“Each time a man stands up for an ideal, or acts to improve the lot of others, or strikes out against injustice, he sends forth a tiny ripple of hope, and crossing each other from a million different centers of energy and daring, those ripples build a current which can sweep down the mightiest walls of oppression and resistance.”
– Robert F. Kennedy Jr.
My earliest memory of a picket line was back in 2003. I was 13. My mom, a registered nurse working for a health insurance company, decided to stock up on food before the grocery workers were to strike.
“I refuse to cross a picket line”, she told me as we drove by the local Von’s a few days later.
In 2010, I went to the picket line of a car wash in Northridge as a reporter. Ex-car washers, labor activists, union members, and local students marched side by side with picket signs in their hands under the blazing hot valley heat as a part of the CLEAN Carwash Campaign. As I got a few quotes and snapped pictures, it struck me that none of the workers at this car wash were picketing.

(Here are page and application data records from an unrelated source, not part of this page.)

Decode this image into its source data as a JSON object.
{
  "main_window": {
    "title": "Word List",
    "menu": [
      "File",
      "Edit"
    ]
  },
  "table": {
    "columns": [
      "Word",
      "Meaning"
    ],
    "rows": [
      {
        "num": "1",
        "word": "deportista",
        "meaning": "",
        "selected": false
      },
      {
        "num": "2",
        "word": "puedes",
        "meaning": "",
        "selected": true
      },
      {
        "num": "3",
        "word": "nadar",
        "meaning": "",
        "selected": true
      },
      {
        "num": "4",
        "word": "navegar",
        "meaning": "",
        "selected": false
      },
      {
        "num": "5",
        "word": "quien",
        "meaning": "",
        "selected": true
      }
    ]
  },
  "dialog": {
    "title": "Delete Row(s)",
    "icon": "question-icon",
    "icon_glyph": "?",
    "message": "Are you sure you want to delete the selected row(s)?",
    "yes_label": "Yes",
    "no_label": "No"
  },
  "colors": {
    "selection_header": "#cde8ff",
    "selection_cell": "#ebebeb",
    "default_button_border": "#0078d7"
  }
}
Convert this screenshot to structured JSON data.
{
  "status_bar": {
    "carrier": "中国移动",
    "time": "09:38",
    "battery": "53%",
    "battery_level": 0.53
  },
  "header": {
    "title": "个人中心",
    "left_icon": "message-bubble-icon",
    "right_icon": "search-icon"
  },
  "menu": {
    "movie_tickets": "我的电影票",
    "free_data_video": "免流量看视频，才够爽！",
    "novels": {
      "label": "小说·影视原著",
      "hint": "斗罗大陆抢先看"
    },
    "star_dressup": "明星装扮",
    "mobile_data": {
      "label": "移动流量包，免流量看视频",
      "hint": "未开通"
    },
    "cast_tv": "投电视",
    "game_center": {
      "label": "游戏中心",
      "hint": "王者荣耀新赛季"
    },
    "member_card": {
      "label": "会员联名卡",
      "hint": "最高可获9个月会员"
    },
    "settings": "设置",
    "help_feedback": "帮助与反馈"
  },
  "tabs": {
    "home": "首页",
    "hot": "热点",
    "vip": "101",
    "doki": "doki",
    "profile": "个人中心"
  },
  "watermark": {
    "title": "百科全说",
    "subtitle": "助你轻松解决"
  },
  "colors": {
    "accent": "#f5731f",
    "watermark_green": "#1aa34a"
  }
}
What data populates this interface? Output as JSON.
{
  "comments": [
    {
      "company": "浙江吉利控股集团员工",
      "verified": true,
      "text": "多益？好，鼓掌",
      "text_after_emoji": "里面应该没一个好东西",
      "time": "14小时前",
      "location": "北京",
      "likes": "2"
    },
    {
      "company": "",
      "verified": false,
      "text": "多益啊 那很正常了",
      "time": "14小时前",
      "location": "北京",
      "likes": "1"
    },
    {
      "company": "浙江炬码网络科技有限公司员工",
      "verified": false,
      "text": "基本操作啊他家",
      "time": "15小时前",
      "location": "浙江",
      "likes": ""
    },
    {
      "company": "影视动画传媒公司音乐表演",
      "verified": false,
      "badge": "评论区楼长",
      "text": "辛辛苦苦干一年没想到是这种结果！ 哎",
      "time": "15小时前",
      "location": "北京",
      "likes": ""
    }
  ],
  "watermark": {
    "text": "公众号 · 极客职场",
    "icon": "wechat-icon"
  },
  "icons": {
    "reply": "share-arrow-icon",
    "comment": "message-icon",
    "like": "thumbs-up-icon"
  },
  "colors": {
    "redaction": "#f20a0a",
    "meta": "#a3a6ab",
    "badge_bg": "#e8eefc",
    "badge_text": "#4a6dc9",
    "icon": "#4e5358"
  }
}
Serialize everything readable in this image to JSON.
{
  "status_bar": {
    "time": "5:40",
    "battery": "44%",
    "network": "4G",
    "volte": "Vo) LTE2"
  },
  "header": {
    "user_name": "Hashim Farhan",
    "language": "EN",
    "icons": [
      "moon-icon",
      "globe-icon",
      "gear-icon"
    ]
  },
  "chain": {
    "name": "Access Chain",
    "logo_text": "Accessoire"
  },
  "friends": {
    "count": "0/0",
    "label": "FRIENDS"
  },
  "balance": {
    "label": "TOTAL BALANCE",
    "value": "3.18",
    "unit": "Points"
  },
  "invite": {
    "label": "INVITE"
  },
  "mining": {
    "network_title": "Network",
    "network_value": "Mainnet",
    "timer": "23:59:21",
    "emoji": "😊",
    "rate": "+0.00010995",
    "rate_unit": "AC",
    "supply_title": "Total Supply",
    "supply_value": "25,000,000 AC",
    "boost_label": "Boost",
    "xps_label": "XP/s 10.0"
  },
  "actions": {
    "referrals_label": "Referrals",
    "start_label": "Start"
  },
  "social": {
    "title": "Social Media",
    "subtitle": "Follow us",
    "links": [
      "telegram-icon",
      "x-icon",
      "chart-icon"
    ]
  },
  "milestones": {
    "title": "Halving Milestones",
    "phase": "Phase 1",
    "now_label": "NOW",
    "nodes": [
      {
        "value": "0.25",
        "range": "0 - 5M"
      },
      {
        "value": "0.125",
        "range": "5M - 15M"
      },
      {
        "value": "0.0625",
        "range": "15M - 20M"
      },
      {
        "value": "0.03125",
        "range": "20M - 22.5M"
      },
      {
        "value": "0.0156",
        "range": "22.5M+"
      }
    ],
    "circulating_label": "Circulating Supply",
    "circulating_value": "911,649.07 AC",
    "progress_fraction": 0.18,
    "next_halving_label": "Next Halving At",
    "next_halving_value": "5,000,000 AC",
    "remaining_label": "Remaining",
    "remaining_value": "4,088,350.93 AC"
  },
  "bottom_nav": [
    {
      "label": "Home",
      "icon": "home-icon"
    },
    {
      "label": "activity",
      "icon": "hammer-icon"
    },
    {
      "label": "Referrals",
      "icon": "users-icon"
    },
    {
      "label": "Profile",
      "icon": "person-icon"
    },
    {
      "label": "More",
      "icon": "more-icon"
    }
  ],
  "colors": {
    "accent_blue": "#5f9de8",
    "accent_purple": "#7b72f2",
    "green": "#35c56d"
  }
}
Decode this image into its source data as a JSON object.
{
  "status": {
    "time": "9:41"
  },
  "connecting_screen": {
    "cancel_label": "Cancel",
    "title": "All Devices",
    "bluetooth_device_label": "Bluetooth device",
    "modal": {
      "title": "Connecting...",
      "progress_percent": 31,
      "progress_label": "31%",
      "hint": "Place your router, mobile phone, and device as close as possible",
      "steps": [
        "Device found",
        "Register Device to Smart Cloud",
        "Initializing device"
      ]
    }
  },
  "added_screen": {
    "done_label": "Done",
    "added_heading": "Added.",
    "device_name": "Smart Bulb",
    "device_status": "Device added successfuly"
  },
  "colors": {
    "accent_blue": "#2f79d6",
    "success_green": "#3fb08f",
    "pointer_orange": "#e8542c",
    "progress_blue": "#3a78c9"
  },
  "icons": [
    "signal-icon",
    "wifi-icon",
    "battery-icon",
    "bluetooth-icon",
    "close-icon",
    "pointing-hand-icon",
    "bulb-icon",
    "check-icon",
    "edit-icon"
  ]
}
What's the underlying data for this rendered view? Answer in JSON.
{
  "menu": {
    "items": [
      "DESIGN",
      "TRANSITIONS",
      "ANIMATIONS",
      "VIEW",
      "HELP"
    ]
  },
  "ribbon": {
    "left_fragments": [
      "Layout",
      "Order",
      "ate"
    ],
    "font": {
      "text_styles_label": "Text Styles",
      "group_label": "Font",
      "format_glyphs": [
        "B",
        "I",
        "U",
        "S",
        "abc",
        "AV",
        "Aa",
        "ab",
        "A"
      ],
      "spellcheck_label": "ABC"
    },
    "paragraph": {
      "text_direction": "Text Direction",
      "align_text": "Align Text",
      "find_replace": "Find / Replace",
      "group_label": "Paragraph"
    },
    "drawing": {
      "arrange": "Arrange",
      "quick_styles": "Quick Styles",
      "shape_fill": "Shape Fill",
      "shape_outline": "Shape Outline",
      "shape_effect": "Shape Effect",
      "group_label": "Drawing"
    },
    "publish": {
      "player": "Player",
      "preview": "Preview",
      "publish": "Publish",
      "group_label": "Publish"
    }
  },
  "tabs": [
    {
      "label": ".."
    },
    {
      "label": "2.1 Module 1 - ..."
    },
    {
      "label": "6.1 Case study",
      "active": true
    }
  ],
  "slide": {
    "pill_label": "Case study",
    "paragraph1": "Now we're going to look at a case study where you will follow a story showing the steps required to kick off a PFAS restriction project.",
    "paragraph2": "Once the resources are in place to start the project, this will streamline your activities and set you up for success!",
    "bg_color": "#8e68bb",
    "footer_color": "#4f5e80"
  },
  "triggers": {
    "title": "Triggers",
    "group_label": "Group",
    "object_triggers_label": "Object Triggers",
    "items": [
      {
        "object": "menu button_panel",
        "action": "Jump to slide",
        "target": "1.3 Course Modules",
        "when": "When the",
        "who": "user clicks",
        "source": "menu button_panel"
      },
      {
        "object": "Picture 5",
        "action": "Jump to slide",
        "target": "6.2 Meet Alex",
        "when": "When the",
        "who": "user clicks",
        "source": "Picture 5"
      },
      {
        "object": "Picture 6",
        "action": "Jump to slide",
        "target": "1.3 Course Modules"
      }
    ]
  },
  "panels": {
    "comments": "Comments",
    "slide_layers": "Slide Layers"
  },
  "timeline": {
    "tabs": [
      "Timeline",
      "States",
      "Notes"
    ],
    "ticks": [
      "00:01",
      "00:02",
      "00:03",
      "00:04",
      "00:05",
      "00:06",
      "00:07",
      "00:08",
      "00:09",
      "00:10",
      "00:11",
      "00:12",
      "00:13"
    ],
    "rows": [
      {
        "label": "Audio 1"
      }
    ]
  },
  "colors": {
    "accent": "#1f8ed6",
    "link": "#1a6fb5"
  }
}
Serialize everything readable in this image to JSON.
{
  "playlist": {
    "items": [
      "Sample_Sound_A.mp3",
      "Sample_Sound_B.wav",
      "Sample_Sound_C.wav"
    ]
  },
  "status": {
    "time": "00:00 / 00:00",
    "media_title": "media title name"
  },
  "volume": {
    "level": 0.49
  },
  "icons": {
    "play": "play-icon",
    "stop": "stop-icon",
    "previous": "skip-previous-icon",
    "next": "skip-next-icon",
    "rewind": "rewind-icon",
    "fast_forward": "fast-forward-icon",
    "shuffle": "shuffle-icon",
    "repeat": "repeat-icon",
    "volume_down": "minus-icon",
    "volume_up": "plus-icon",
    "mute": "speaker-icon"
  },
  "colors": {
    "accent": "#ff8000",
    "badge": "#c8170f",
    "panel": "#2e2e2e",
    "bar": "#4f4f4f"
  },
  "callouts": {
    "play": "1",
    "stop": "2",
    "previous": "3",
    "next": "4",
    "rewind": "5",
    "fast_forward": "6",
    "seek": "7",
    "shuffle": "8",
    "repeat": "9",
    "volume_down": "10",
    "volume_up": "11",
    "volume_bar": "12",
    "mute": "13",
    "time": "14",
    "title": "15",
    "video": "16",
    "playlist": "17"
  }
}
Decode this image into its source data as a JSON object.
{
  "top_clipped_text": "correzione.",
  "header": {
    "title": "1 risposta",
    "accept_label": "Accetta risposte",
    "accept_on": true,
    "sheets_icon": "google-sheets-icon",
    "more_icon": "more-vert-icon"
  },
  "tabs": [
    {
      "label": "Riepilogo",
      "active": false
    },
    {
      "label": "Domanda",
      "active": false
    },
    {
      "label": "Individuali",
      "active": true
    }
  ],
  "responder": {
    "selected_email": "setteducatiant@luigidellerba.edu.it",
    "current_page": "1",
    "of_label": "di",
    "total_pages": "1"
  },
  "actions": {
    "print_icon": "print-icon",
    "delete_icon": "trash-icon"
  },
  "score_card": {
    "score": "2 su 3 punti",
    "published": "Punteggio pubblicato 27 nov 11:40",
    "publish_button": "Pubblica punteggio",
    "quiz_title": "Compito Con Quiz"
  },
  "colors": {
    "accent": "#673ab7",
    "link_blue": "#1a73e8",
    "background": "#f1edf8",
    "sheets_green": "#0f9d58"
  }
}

I asked one of the picketers why the workers were not protesting alongside with them, seeing that it was their jobs that were being recognized. I was told that if the workers themselves were to join the picket line, they would be fired. At this point in time, Los Angeles carwashes were not unionized and workers were paid less than minimum wage, mostly making money from their tips. There were also no safety regulations in place for the workers and clearly they were not given any benefits by their employer.
It broke my heart to hear this. How could anyone think that this was ok?
As cars drove into the driveway of the carwash and crossed the picket line, I couldn’t help but chant with the picketers. And as I drove by the carwash on my way out, I honked my horn as loud as I could to show my solidarity. Solidarity was the only chance these workers had at a good job and fair wage, because they could not have a voice and could not speak out for themselves.
A week ago, I was speaking with Dave Campbell, a union officer at USW 675 about their signatories to include in the 2012 edition of LA Labor 411. As I was about to hang up the phone, he told me that USW 675 recently signed contracts with car washes in the Los Angeles area and asked if I would want to include that in LA Labor 411.
A huge smile spread across my face. I had almost forgotten about that hot summer day picketing in Northridge over a year ago. “Of course, we would love to include them in the directory,” I gushed. As I hung up the phone, I thought to myself They did it! They finally have a voice.
As project manager of LA Labor 411, I know how many union contracts have not been renewed in the past few years; but, what this shows us is that as one door closes, if we all work together hard enough, another one opens.
Project Manager, LA Labor 411